#### Records supplied
'''

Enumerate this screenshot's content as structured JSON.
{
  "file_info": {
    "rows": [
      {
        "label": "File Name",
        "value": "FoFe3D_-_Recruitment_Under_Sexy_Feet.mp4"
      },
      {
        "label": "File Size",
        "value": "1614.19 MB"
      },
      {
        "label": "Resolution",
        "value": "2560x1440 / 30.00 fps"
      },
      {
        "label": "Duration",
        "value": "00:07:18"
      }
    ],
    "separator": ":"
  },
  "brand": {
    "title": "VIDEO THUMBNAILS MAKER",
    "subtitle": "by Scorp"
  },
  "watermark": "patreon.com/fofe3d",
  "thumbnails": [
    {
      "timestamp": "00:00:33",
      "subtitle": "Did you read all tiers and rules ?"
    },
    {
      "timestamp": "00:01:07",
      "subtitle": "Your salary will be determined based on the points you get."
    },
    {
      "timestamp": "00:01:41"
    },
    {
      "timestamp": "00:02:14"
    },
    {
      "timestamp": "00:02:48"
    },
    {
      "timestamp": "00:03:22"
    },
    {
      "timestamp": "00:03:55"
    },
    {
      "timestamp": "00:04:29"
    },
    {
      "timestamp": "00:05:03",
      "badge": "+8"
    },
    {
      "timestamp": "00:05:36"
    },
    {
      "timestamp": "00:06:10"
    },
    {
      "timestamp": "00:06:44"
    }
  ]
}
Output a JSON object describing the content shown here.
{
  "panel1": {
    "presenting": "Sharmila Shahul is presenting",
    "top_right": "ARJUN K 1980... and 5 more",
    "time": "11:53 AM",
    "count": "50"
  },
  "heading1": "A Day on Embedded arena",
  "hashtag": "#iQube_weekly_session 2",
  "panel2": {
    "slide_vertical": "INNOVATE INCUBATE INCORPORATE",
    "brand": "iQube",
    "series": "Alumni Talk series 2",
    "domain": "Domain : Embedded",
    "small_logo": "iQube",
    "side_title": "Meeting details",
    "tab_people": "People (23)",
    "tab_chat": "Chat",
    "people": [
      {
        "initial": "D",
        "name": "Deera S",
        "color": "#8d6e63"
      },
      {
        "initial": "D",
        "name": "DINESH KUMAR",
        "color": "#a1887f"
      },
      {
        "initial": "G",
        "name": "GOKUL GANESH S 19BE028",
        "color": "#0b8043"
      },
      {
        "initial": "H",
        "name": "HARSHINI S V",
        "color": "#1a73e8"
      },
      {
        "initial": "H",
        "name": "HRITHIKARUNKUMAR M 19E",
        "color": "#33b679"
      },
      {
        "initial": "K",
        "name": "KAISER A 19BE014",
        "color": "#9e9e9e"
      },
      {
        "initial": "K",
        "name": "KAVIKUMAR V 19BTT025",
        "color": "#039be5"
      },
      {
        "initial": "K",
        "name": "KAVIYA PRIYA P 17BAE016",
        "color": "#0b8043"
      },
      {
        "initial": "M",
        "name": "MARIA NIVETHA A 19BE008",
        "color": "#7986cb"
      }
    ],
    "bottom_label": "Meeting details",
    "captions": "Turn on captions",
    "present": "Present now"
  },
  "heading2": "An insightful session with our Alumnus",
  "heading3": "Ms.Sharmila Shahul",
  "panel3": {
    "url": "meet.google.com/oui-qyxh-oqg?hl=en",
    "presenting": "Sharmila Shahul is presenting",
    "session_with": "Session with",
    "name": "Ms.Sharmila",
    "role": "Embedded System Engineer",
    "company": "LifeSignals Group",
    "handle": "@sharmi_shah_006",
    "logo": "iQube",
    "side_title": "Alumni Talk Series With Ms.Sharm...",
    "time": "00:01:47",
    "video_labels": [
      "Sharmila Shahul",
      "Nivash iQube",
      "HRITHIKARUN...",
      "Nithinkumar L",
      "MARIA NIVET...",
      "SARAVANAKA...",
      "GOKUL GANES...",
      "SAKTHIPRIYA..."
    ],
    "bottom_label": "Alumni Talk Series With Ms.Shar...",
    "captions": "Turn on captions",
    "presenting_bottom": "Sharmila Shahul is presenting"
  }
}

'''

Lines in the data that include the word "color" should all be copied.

        "color": "#8d6e63"
        "color": "#a1887f"
        "color": "#0b8043"
        "color": "#1a73e8"
        "color": "#33b679"
        "color": "#9e9e9e"
        "color": "#039be5"
        "color": "#0b8043"
        "color": "#7986cb"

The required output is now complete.